Paralleling conductors effectively creates 2 paths for current to flow equally, halfing resistance and increasing total conductor ampacity. The same length and awg size must be used. In a manufactured cable this is maintained by default.

Resistance Primer:
http://en.wikipedia.org/wiki/Electrical_resistivity_and_conductivity

If you work or live in a large building, the main distribution is fed from the utility transformer with no doubt at least one if not more paralleled "hots" per phase to decrease awg size while maintaining the ampacity rating of the circuit. Cost and ease of installation are improved big time. If you have 4 wires, it is of benefit to use all of them.

There will not be circulating currents... Unless you put your speakers in a jetted hot tub. wink
Posted by: brwsaw
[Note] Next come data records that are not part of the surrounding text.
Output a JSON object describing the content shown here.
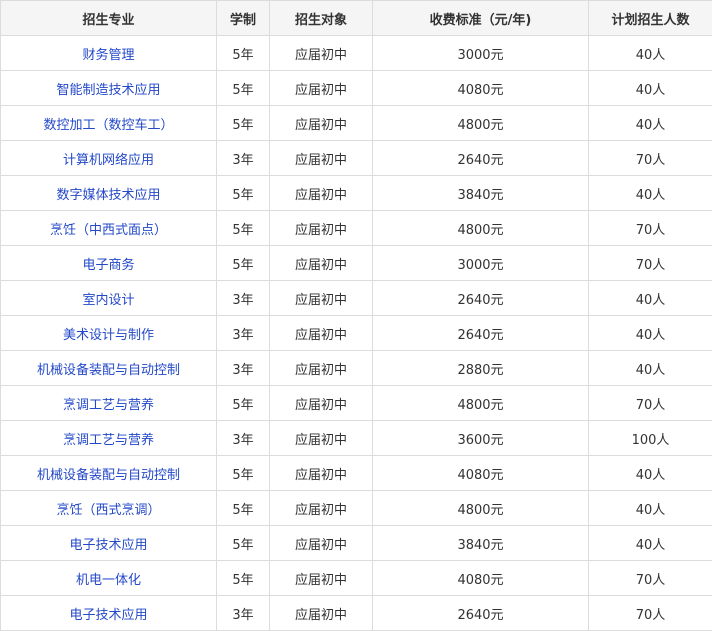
{
  "colors": {
    "link": "#2348c8",
    "header_bg": "#f5f5f5",
    "border": "#dcdcdc",
    "text": "#333333"
  },
  "table": {
    "headers": [
      "招生专业",
      "学制",
      "招生对象",
      "收费标准（元/年)",
      "计划招生人数"
    ],
    "rows": [
      [
        "财务管理",
        "5年",
        "应届初中",
        "3000元",
        "40人"
      ],
      [
        "智能制造技术应用",
        "5年",
        "应届初中",
        "4080元",
        "40人"
      ],
      [
        "数控加工（数控车工）",
        "5年",
        "应届初中",
        "4800元",
        "40人"
      ],
      [
        "计算机网络应用",
        "3年",
        "应届初中",
        "2640元",
        "70人"
      ],
      [
        "数字媒体技术应用",
        "5年",
        "应届初中",
        "3840元",
        "40人"
      ],
      [
        "烹饪（中西式面点）",
        "5年",
        "应届初中",
        "4800元",
        "70人"
      ],
      [
        "电子商务",
        "5年",
        "应届初中",
        "3000元",
        "70人"
      ],
      [
        "室内设计",
        "3年",
        "应届初中",
        "2640元",
        "40人"
      ],
      [
        "美术设计与制作",
        "3年",
        "应届初中",
        "2640元",
        "40人"
      ],
      [
        "机械设备装配与自动控制",
        "3年",
        "应届初中",
        "2880元",
        "40人"
      ],
      [
        "烹调工艺与营养",
        "5年",
        "应届初中",
        "4800元",
        "70人"
      ],
      [
        "烹调工艺与营养",
        "3年",
        "应届初中",
        "3600元",
        "100人"
      ],
      [
        "机械设备装配与自动控制",
        "5年",
        "应届初中",
        "4080元",
        "40人"
      ],
      [
        "烹饪（西式烹调）",
        "5年",
        "应届初中",
        "4800元",
        "40人"
      ],
      [
        "电子技术应用",
        "5年",
        "应届初中",
        "3840元",
        "40人"
      ],
      [
        "机电一体化",
        "5年",
        "应届初中",
        "4080元",
        "70人"
      ],
      [
        "电子技术应用",
        "3年",
        "应届初中",
        "2640元",
        "70人"
      ]
    ]
  }
}
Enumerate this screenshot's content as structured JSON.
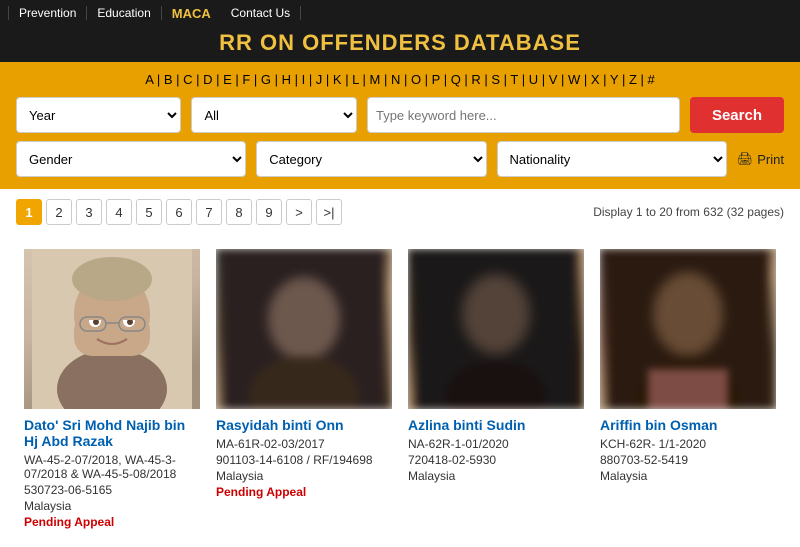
{
  "nav": {
    "items": [
      {
        "label": "Prevention",
        "href": "#"
      },
      {
        "label": "Education",
        "href": "#"
      },
      {
        "label": "MACA",
        "href": "#"
      },
      {
        "label": "Contact Us",
        "href": "#"
      }
    ],
    "brand": "MACA"
  },
  "header": {
    "title": "RR ON OFFENDERS DATABASE"
  },
  "alphabet": {
    "letters": [
      "A",
      "B",
      "C",
      "D",
      "E",
      "F",
      "G",
      "H",
      "I",
      "J",
      "K",
      "L",
      "M",
      "N",
      "O",
      "P",
      "Q",
      "R",
      "S",
      "T",
      "U",
      "V",
      "W",
      "X",
      "Y",
      "Z",
      "#"
    ]
  },
  "search": {
    "year_placeholder": "Year",
    "type_placeholder": "All",
    "keyword_placeholder": "Type keyword here...",
    "search_label": "Search",
    "gender_placeholder": "Gender",
    "category_placeholder": "Category",
    "nationality_placeholder": "Nationality",
    "print_label": "Print"
  },
  "pagination": {
    "pages": [
      "1",
      "2",
      "3",
      "4",
      "5",
      "6",
      "7",
      "8",
      "9",
      ">",
      ">|"
    ],
    "active": "1",
    "display_info": "Display 1 to 20 from 632 (32 pages)"
  },
  "cards": [
    {
      "name": "Dato' Sri Mohd Najib bin Hj Abd Razak",
      "ids": "WA-45-2-07/2018, WA-45-3-07/2018 & WA-45-5-08/2018",
      "case_id": "530723-06-5165",
      "country": "Malaysia",
      "status": "Pending Appeal",
      "img_class": "person1"
    },
    {
      "name": "Rasyidah binti Onn",
      "ids": "MA-61R-02-03/2017",
      "case_id": "901103-14-6108 / RF/194698",
      "country": "Malaysia",
      "status": "Pending Appeal",
      "img_class": "person2"
    },
    {
      "name": "Azlina binti Sudin",
      "ids": "NA-62R-1-01/2020",
      "case_id": "720418-02-5930",
      "country": "Malaysia",
      "status": "",
      "img_class": "person3"
    },
    {
      "name": "Ariffin bin Osman",
      "ids": "KCH-62R- 1/1-2020",
      "case_id": "880703-52-5419",
      "country": "Malaysia",
      "status": "",
      "img_class": "person4"
    }
  ]
}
Re: Axiom in wall wire? - 02/19/14 06:22 PM

Originally Posted By: jazzba
I wouldn't connect both wires. You want prevent circulating currents which may induce unwanted voltages and noise due to differences in resistance. While this may actually not be in effect here, the chance of it outweighs any benefit.


That doesn't make sense.

Edit: I missed the posts between this and the original. Still, doesn't though. As long as the wires are paired the same at each end...
Posted by: wilwom

Re: Axiom in wall wire? - 02/19/14 07:46 PM

Originally Posted By: brwsaw
Originally Posted By: jazzba
I wouldn't connect both wires. You want prevent circulating currents which may induce unwanted voltages and noise due to differences in resistance. While this may actually not be in effect here, the chance of it outweighs any benefit.


That doesn't make sense.

Edit: I missed the posts between this and the original. Still, doesn't though. As long as the wires are paired the same at each end...


I think you have just been punked. That was jazzba's one and only post so far.
Posted by: Socketman

Re: Axiom in wall wire? - 02/19/14 08:37 PM

Originally Posted By: wilwom
Originally Posted By: brwsaw
Originally Posted By: jazzba
I wouldn't connect both wires. You want prevent circulating currents which may induce unwanted voltages and noise due to differences in resistance. While this may actually not be in effect here, the chance of it outweighs any benefit.


That doesn't make sense.

Edit: I missed the posts between this and the original. Still, doesn't though. As long as the wires are paired the same at each end...


I think you have just been punked. That was jazzba's one and only post so far.


We may have been pranked but, hopefully no one less initiated, reads this thread and see's that BS and even remotely thinks its possible or relevant. Such drivel must be dispelled so misinformation like that does not spread. People like Jazba need to get a life.